> **Your goal**
Down to the final line, return the records unchanged.

> **Items from a dataset**
+---+

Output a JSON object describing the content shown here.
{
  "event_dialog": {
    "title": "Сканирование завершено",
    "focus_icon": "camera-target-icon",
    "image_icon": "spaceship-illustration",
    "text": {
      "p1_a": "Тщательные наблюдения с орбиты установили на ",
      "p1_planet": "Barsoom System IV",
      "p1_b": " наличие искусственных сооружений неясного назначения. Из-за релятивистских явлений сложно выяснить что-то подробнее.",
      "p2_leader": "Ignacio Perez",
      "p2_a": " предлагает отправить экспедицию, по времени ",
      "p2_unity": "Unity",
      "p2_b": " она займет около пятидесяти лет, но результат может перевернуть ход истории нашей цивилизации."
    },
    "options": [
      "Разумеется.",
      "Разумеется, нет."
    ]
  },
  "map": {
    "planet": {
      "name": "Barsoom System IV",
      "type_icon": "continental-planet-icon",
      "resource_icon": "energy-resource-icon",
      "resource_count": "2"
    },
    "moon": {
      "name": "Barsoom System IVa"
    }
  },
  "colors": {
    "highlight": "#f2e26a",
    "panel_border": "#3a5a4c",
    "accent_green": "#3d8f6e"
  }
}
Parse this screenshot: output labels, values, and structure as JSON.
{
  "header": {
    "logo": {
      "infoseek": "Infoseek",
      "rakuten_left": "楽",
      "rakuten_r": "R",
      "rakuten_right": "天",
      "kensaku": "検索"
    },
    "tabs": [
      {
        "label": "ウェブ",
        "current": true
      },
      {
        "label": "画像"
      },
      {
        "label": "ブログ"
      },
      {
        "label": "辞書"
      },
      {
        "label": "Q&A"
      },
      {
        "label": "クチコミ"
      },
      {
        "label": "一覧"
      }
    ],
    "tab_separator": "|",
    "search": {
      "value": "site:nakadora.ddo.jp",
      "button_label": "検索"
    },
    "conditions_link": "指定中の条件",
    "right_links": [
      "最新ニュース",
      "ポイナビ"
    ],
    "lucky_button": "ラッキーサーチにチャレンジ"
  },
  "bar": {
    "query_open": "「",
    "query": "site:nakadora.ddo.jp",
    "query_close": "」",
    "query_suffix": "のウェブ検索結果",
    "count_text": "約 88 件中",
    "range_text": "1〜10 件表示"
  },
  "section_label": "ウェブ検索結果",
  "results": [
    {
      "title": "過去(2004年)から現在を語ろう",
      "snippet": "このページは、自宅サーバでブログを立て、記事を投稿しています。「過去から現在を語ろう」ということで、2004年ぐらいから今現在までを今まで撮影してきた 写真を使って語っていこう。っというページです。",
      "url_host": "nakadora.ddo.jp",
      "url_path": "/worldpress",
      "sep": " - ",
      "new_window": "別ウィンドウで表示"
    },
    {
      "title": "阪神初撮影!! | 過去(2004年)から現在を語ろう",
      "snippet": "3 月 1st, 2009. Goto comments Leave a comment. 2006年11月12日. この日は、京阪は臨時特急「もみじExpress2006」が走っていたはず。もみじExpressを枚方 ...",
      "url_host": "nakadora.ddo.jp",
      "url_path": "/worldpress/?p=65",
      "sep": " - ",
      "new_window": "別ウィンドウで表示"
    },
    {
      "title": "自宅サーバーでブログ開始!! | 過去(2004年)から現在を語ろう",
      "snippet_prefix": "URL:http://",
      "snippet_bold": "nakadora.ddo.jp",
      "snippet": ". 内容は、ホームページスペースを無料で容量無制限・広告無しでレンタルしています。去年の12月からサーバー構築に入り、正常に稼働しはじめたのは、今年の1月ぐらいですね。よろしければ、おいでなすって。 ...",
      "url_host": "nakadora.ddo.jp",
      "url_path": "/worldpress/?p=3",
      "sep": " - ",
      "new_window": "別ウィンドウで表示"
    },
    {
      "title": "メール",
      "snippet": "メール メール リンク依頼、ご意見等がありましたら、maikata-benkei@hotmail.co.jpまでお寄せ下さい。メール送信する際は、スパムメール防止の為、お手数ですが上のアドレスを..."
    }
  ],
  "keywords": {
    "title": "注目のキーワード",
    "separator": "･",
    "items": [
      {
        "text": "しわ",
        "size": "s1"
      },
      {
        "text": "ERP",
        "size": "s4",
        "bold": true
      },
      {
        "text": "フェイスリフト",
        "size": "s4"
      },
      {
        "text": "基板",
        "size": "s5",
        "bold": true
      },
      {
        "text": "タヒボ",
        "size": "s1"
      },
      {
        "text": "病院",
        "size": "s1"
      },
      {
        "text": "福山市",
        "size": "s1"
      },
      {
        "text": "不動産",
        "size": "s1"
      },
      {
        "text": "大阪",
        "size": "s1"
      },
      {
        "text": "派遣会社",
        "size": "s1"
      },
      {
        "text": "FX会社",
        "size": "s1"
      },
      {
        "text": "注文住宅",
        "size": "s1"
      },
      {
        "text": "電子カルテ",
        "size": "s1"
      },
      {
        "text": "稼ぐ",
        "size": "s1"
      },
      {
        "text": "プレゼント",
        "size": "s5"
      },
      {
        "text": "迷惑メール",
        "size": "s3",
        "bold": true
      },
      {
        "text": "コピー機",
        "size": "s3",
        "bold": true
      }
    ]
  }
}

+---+

> **Expected answer**
Output a JSON object describing the content shown here.
{
  "event_dialog": {
    "title": "Сканирование завершено",
    "focus_icon": "camera-target-icon",
    "image_icon": "spaceship-illustration",
    "text": {
      "p1_a": "Тщательные наблюдения с орбиты установили на ",
      "p1_planet": "Barsoom System IV",
      "p1_b": " наличие искусственных сооружений неясного назначения. Из-за релятивистских явлений сложно выяснить что-то подробнее.",
      "p2_leader": "Ignacio Perez",
      "p2_a": " предлагает отправить экспедицию, по времени ",
      "p2_unity": "Unity",
      "p2_b": " она займет около пятидесяти лет, но результат может перевернуть ход истории нашей цивилизации."
    },
    "options": [
      "Разумеется.",
      "Разумеется, нет."
    ]
  },
  "map": {
    "planet": {
      "name": "Barsoom System IV",
      "type_icon": "continental-planet-icon",
      "resource_icon": "energy-resource-icon",
      "resource_count": "2"
    },
    "moon": {
      "name": "Barsoom System IVa"
    }
  },
  "colors": {
    "highlight": "#f2e26a",
    "panel_border": "#3a5a4c",
    "accent_green": "#3d8f6e"
  }
}
Parse this screenshot: output labels, values, and structure as JSON.
{
  "header": {
    "logo": {
      "infoseek": "Infoseek",
      "rakuten_left": "楽",
      "rakuten_r": "R",
      "rakuten_right": "天",
      "kensaku": "検索"
    },
    "tabs": [
      {
        "label": "ウェブ",
        "current": true
      },
      {
        "label": "画像"
      },
      {
        "label": "ブログ"
      },
      {
        "label": "辞書"
      },
      {
        "label": "Q&A"
      },
      {
        "label": "クチコミ"
      },
      {
        "label": "一覧"
      }
    ],
    "tab_separator": "|",
    "search": {
      "value": "site:nakadora.ddo.jp",
      "button_label": "検索"
    },
    "conditions_link": "指定中の条件",
    "right_links": [
      "最新ニュース",
      "ポイナビ"
    ],
    "lucky_button": "ラッキーサーチにチャレンジ"
  },
  "bar": {
    "query_open": "「",
    "query": "site:nakadora.ddo.jp",
    "query_close": "」",
    "query_suffix": "のウェブ検索結果",
    "count_text": "約 88 件中",
    "range_text": "1〜10 件表示"
  },
  "section_label": "ウェブ検索結果",
  "results": [
    {
      "title": "過去(2004年)から現在を語ろう",
      "snippet": "このページは、自宅サーバでブログを立て、記事を投稿しています。「過去から現在を語ろう」ということで、2004年ぐらいから今現在までを今まで撮影してきた 写真を使って語っていこう。っというページです。",
      "url_host": "nakadora.ddo.jp",
      "url_path": "/worldpress",
      "sep": " - ",
      "new_window": "別ウィンドウで表示"
    },
    {
      "title": "阪神初撮影!! | 過去(2004年)から現在を語ろう",
      "snippet": "3 月 1st, 2009. Goto comments Leave a comment. 2006年11月12日. この日は、京阪は臨時特急「もみじExpress2006」が走っていたはず。もみじExpressを枚方 ...",
      "url_host": "nakadora.ddo.jp",
      "url_path": "/worldpress/?p=65",
      "sep": " - ",
      "new_window": "別ウィンドウで表示"
    },
    {
      "title": "自宅サーバーでブログ開始!! | 過去(2004年)から現在を語ろう",
      "snippet_prefix": "URL:http://",
      "snippet_bold": "nakadora.ddo.jp",
      "snippet": ". 内容は、ホームページスペースを無料で容量無制限・広告無しでレンタルしています。去年の12月からサーバー構築に入り、正常に稼働しはじめたのは、今年の1月ぐらいですね。よろしければ、おいでなすって。 ...",
      "url_host": "nakadora.ddo.jp",
      "url_path": "/worldpress/?p=3",
      "sep": " - ",
      "new_window": "別ウィンドウで表示"
    },
    {
      "title": "メール",
      "snippet": "メール メール リンク依頼、ご意見等がありましたら、maikata-benkei@hotmail.co.jpまでお寄せ下さい。メール送信する際は、スパムメール防止の為、お手数ですが上のアドレスを..."
    }
  ],
  "keywords": {
    "title": "注目のキーワード",
    "separator": "･",
    "items": [
      {
        "text": "しわ",
        "size": "s1"
      },
      {
        "text": "ERP",
        "size": "s4",
        "bold": true
      },
      {
        "text": "フェイスリフト",
        "size": "s4"
      },
      {
        "text": "基板",
        "size": "s5",
        "bold": true
      },
      {
        "text": "タヒボ",
        "size": "s1"
      },
      {
        "text": "病院",
        "size": "s1"
      },
      {
        "text": "福山市",
        "size": "s1"
      },
      {
        "text": "不動産",
        "size": "s1"
      },
      {
        "text": "大阪",
        "size": "s1"
      },
      {
        "text": "派遣会社",
        "size": "s1"
      },
      {
        "text": "FX会社",
        "size": "s1"
      },
      {
        "text": "注文住宅",
        "size": "s1"
      },
      {
        "text": "電子カルテ",
        "size": "s1"
      },
      {
        "text": "稼ぐ",
        "size": "s1"
      },
      {
        "text": "プレゼント",
        "size": "s5"
      },
      {
        "text": "迷惑メール",
        "size": "s3",
        "bold": true
      },
      {
        "text": "コピー機",
        "size": "s3",
        "bold": true
      }
    ]
  }
}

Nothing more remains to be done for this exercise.